» **What needs to be done**
Only lines with the word "tengo" belong in the answer; copy them from the records below.

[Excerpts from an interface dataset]
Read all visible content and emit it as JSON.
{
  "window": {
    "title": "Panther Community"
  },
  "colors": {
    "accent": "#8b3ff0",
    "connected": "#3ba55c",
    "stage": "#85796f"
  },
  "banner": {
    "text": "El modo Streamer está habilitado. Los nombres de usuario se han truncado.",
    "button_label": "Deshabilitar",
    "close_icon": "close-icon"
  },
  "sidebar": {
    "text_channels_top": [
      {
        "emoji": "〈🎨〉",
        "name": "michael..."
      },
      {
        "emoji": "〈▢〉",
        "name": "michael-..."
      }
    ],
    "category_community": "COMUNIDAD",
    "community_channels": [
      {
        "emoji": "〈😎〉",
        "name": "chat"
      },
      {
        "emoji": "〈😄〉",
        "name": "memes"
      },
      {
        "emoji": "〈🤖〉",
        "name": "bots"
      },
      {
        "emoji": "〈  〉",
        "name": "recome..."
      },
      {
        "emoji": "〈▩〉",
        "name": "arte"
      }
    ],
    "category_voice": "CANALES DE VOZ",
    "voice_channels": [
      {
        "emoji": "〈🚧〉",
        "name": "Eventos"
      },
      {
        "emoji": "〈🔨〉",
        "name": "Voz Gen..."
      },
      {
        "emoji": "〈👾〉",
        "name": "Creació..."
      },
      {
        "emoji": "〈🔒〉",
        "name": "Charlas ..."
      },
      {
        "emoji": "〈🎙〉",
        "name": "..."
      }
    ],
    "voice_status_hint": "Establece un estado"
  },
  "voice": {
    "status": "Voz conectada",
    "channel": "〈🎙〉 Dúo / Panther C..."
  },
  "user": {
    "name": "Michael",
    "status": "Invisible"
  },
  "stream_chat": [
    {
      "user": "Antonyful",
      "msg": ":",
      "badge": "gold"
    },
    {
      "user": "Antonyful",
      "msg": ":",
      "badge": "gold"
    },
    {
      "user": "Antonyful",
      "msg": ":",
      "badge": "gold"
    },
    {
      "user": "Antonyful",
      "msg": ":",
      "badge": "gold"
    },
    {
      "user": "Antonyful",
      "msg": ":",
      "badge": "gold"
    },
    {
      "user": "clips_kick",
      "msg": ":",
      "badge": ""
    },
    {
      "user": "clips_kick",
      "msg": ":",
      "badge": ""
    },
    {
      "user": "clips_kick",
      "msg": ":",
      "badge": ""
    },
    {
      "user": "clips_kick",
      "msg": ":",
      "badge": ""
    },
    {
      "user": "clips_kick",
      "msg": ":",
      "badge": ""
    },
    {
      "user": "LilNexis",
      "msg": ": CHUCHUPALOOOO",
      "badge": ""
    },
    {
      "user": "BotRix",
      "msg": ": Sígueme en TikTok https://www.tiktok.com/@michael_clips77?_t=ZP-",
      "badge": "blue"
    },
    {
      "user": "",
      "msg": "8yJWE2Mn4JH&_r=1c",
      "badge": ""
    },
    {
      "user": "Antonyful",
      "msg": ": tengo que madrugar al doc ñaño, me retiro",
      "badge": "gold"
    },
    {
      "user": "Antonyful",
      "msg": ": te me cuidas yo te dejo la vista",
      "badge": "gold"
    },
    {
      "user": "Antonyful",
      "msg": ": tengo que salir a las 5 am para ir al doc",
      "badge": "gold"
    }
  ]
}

» **Written reply**
      "msg": ": tengo que madrugar al doc ñaño, me retiro",
      "msg": ": tengo que salir a las 5 am para ir al doc",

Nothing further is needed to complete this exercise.